**WHAT TO DO:** Repeat the data exactly, leaving out any image.

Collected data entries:
>>>
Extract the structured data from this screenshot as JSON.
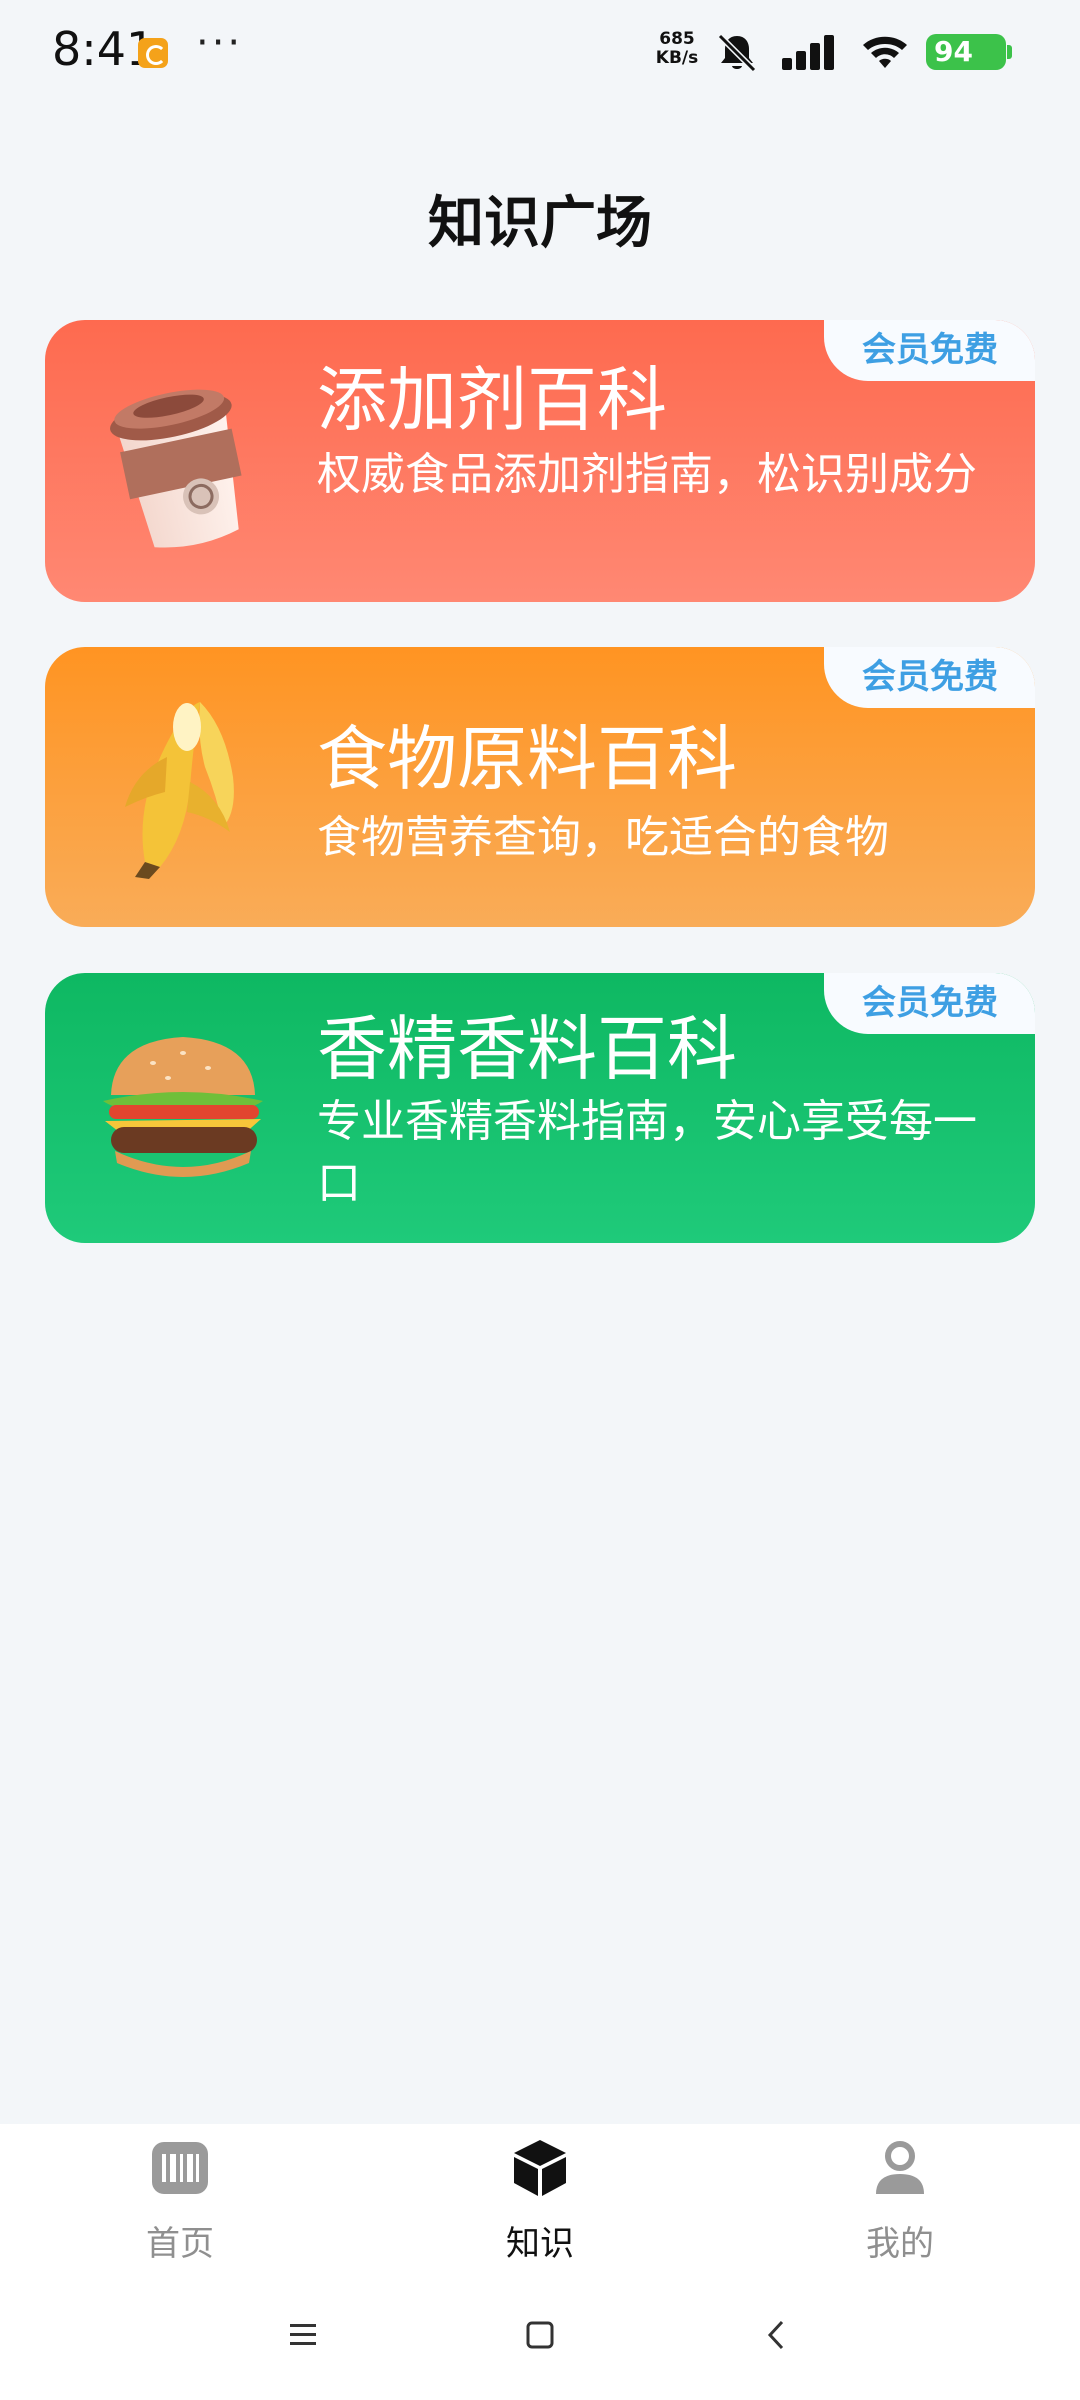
{
  "status_bar": {
    "time": "8:41",
    "more": "···",
    "net_speed_value": "685",
    "net_speed_unit": "KB/s",
    "battery": "94",
    "icons": [
      "app-badge-icon",
      "bell-muted-icon",
      "signal-icon",
      "wifi-icon",
      "battery-icon"
    ]
  },
  "page": {
    "title": "知识广场"
  },
  "cards": [
    {
      "title": "添加剂百科",
      "description": "权威食品添加剂指南，松识别成分",
      "tag": "会员免费",
      "icon": "coffee-cup-icon",
      "color": "#fe6a4f"
    },
    {
      "title": "食物原料百科",
      "description": "食物营养查询，吃适合的食物",
      "tag": "会员免费",
      "icon": "banana-icon",
      "color": "#ff9422"
    },
    {
      "title": "香精香料百科",
      "description": "专业香精香料指南，安心享受每一口",
      "tag": "会员免费",
      "icon": "burger-icon",
      "color": "#0eb862"
    }
  ],
  "tab_bar": {
    "items": [
      {
        "label": "首页",
        "icon": "barcode-icon",
        "active": false
      },
      {
        "label": "知识",
        "icon": "cube-icon",
        "active": true
      },
      {
        "label": "我的",
        "icon": "user-icon",
        "active": false
      }
    ]
  },
  "system_nav": {
    "icons": [
      "menu-icon",
      "home-square-icon",
      "back-icon"
    ]
  }
}
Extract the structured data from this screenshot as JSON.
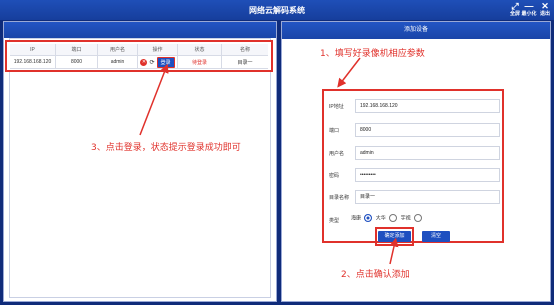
{
  "app": {
    "title": "网络云解码系统",
    "controls": [
      {
        "glyph": "⤢",
        "label": "全屏"
      },
      {
        "glyph": "—",
        "label": "最小化"
      },
      {
        "glyph": "✕",
        "label": "退出"
      }
    ]
  },
  "device_table": {
    "headers": [
      "IP",
      "端口",
      "用户名",
      "操作",
      "状态",
      "名称"
    ],
    "row": {
      "ip": "192.168.168.120",
      "port": "8000",
      "username": "admin",
      "delete_glyph": "✕",
      "refresh_glyph": "⟳",
      "login_label": "登录",
      "status": "待登录",
      "name": "目录一"
    }
  },
  "add_device": {
    "panel_title": "添加设备",
    "fields": {
      "ip": {
        "label": "IP地址",
        "value": "192.168.168.120"
      },
      "port": {
        "label": "端口",
        "value": "8000"
      },
      "username": {
        "label": "用户名",
        "value": "admin"
      },
      "password": {
        "label": "密码",
        "value": "•••••••••"
      },
      "catalog": {
        "label": "目录名称",
        "value": "目录一"
      }
    },
    "type": {
      "label": "类型",
      "options": [
        "海康",
        "大华",
        "宇视"
      ],
      "selected": "海康"
    },
    "confirm_label": "确定添加",
    "clear_label": "清空"
  },
  "annotations": {
    "step1": "1、填写好录像机相应参数",
    "step2": "2、点击确认添加",
    "step3": "3、点击登录，状态提示登录成功即可"
  },
  "colors": {
    "highlight": "#e0312b",
    "primary": "#1e4fc0",
    "background": "#0f2b7a"
  }
}
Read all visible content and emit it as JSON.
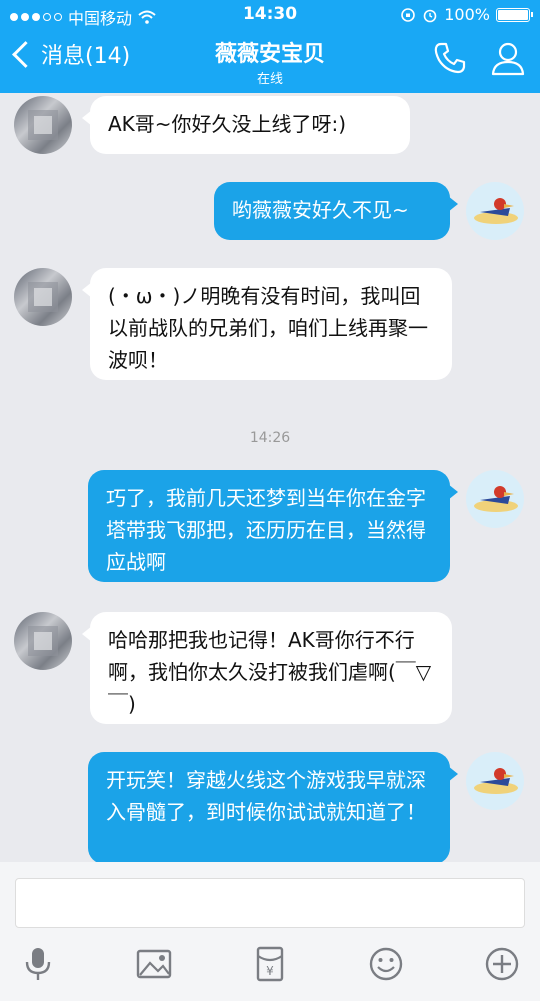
{
  "status_bar": {
    "carrier": "中国移动",
    "time": "14:30",
    "battery": "100%",
    "battery_level": 1.0
  },
  "nav": {
    "back_label": "消息(14)",
    "title": "薇薇安宝贝",
    "subtitle": "在线"
  },
  "messages": [
    {
      "from": "them",
      "text": "AK哥~你好久没上线了呀:)"
    },
    {
      "from": "me",
      "text": "哟薇薇安好久不见~"
    },
    {
      "from": "them",
      "text": "(・ω・)ノ明晚有没有时间，我叫回以前战队的兄弟们，咱们上线再聚一波呗！"
    },
    {
      "from": "me",
      "text": "巧了，我前几天还梦到当年你在金字塔带我飞那把，还历历在目，当然得应战啊"
    },
    {
      "from": "them",
      "text": "哈哈那把我也记得！AK哥你行不行啊，我怕你太久没打被我们虐啊(￣▽￣)"
    },
    {
      "from": "me",
      "text": "开玩笑！穿越火线这个游戏我早就深入骨髓了，到时候你试试就知道了！"
    }
  ],
  "timestamp": "14:26",
  "colors": {
    "header": "#19a8f5",
    "my_bubble": "#1ba3e8",
    "their_bubble": "#ffffff",
    "background": "#e9eaee"
  },
  "toolbar_icons": [
    "microphone-icon",
    "image-icon",
    "red-packet-icon",
    "emoji-icon",
    "plus-icon"
  ]
}
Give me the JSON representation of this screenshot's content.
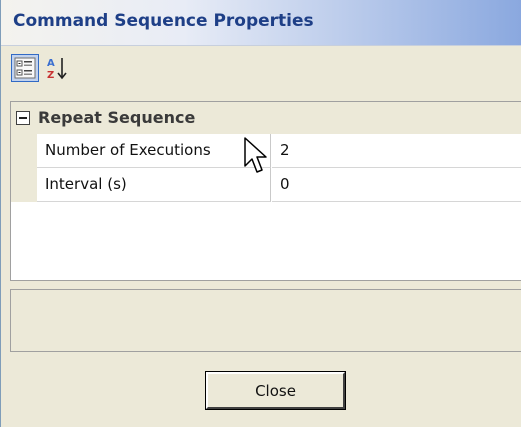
{
  "window": {
    "title": "Command Sequence Properties"
  },
  "toolbar": {
    "buttons": [
      {
        "icon": "categorized-icon",
        "state": "pressed"
      },
      {
        "icon": "sort-alphabetical-icon",
        "glyph_top": "A",
        "glyph_bottom": "Z"
      }
    ]
  },
  "property_grid": {
    "category": {
      "label": "Repeat Sequence",
      "expanded": true,
      "expander_symbol": "minus"
    },
    "properties": [
      {
        "name": "Number of Executions",
        "value": "2"
      },
      {
        "name": "Interval (s)",
        "value": "0"
      }
    ]
  },
  "footer": {
    "close_label": "Close"
  },
  "colors": {
    "title_text": "#1e3f87",
    "selected_button_fill": "#c1d2ee",
    "selected_button_border": "#316ac5",
    "panel_bg": "#ece9d8"
  },
  "cursor": {
    "icon": "mouse-pointer-icon"
  }
}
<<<
**SOLUTION FOR THIS PROBLEM:**
Extract the structured data from this screenshot as JSON.
{
  "status_bar": {
    "time": "8:41",
    "more": "···",
    "net_speed_value": "685",
    "net_speed_unit": "KB/s",
    "battery": "94",
    "icons": [
      "app-badge-icon",
      "bell-muted-icon",
      "signal-icon",
      "wifi-icon",
      "battery-icon"
    ]
  },
  "page": {
    "title": "知识广场"
  },
  "cards": [
    {
      "title": "添加剂百科",
      "description": "权威食品添加剂指南，松识别成分",
      "tag": "会员免费",
      "icon": "coffee-cup-icon",
      "color": "#fe6a4f"
    },
    {
      "title": "食物原料百科",
      "description": "食物营养查询，吃适合的食物",
      "tag": "会员免费",
      "icon": "banana-icon",
      "color": "#ff9422"
    },
    {
      "title": "香精香料百科",
      "description": "专业香精香料指南，安心享受每一口",
      "tag": "会员免费",
      "icon": "burger-icon",
      "color": "#0eb862"
    }
  ],
  "tab_bar": {
    "items": [
      {
        "label": "首页",
        "icon": "barcode-icon",
        "active": false
      },
      {
        "label": "知识",
        "icon": "cube-icon",
        "active": true
      },
      {
        "label": "我的",
        "icon": "user-icon",
        "active": false
      }
    ]
  },
  "system_nav": {
    "icons": [
      "menu-icon",
      "home-square-icon",
      "back-icon"
    ]
  }
}
Extract the structured data from this screenshot as JSON.
{
  "app": {
    "title": "网络云解码系统",
    "controls": [
      {
        "glyph": "⤢",
        "label": "全屏"
      },
      {
        "glyph": "—",
        "label": "最小化"
      },
      {
        "glyph": "✕",
        "label": "退出"
      }
    ]
  },
  "device_table": {
    "headers": [
      "IP",
      "端口",
      "用户名",
      "操作",
      "状态",
      "名称"
    ],
    "row": {
      "ip": "192.168.168.120",
      "port": "8000",
      "username": "admin",
      "delete_glyph": "✕",
      "refresh_glyph": "⟳",
      "login_label": "登录",
      "status": "待登录",
      "name": "目录一"
    }
  },
  "add_device": {
    "panel_title": "添加设备",
    "fields": {
      "ip": {
        "label": "IP地址",
        "value": "192.168.168.120"
      },
      "port": {
        "label": "端口",
        "value": "8000"
      },
      "username": {
        "label": "用户名",
        "value": "admin"
      },
      "password": {
        "label": "密码",
        "value": "•••••••••"
      },
      "catalog": {
        "label": "目录名称",
        "value": "目录一"
      }
    },
    "type": {
      "label": "类型",
      "options": [
        "海康",
        "大华",
        "宇视"
      ],
      "selected": "海康"
    },
    "confirm_label": "确定添加",
    "clear_label": "清空"
  },
  "annotations": {
    "step1": "1、填写好录像机相应参数",
    "step2": "2、点击确认添加",
    "step3": "3、点击登录，状态提示登录成功即可"
  },
  "colors": {
    "highlight": "#e0312b",
    "primary": "#1e4fc0",
    "background": "#0f2b7a"
  }
}
Read all visible content and emit it as JSON.
{
  "status_bar": {
    "carrier": "中国移动",
    "time": "14:30",
    "battery": "100%",
    "battery_level": 1.0
  },
  "nav": {
    "back_label": "消息(14)",
    "title": "薇薇安宝贝",
    "subtitle": "在线"
  },
  "messages": [
    {
      "from": "them",
      "text": "AK哥~你好久没上线了呀:)"
    },
    {
      "from": "me",
      "text": "哟薇薇安好久不见~"
    },
    {
      "from": "them",
      "text": "(・ω・)ノ明晚有没有时间，我叫回以前战队的兄弟们，咱们上线再聚一波呗！"
    },
    {
      "from": "me",
      "text": "巧了，我前几天还梦到当年你在金字塔带我飞那把，还历历在目，当然得应战啊"
    },
    {
      "from": "them",
      "text": "哈哈那把我也记得！AK哥你行不行啊，我怕你太久没打被我们虐啊(￣▽￣)"
    },
    {
      "from": "me",
      "text": "开玩笑！穿越火线这个游戏我早就深入骨髓了，到时候你试试就知道了！"
    }
  ],
  "timestamp": "14:26",
  "colors": {
    "header": "#19a8f5",
    "my_bubble": "#1ba3e8",
    "their_bubble": "#ffffff",
    "background": "#e9eaee"
  },
  "toolbar_icons": [
    "microphone-icon",
    "image-icon",
    "red-packet-icon",
    "emoji-icon",
    "plus-icon"
  ]
}
Give me the JSON representation of this screenshot's content.
{
  "window": {
    "title": "Command Sequence Properties"
  },
  "toolbar": {
    "buttons": [
      {
        "icon": "categorized-icon",
        "state": "pressed"
      },
      {
        "icon": "sort-alphabetical-icon",
        "glyph_top": "A",
        "glyph_bottom": "Z"
      }
    ]
  },
  "property_grid": {
    "category": {
      "label": "Repeat Sequence",
      "expanded": true,
      "expander_symbol": "minus"
    },
    "properties": [
      {
        "name": "Number of Executions",
        "value": "2"
      },
      {
        "name": "Interval (s)",
        "value": "0"
      }
    ]
  },
  "footer": {
    "close_label": "Close"
  },
  "colors": {
    "title_text": "#1e3f87",
    "selected_button_fill": "#c1d2ee",
    "selected_button_border": "#316ac5",
    "panel_bg": "#ece9d8"
  },
  "cursor": {
    "icon": "mouse-pointer-icon"
  }
}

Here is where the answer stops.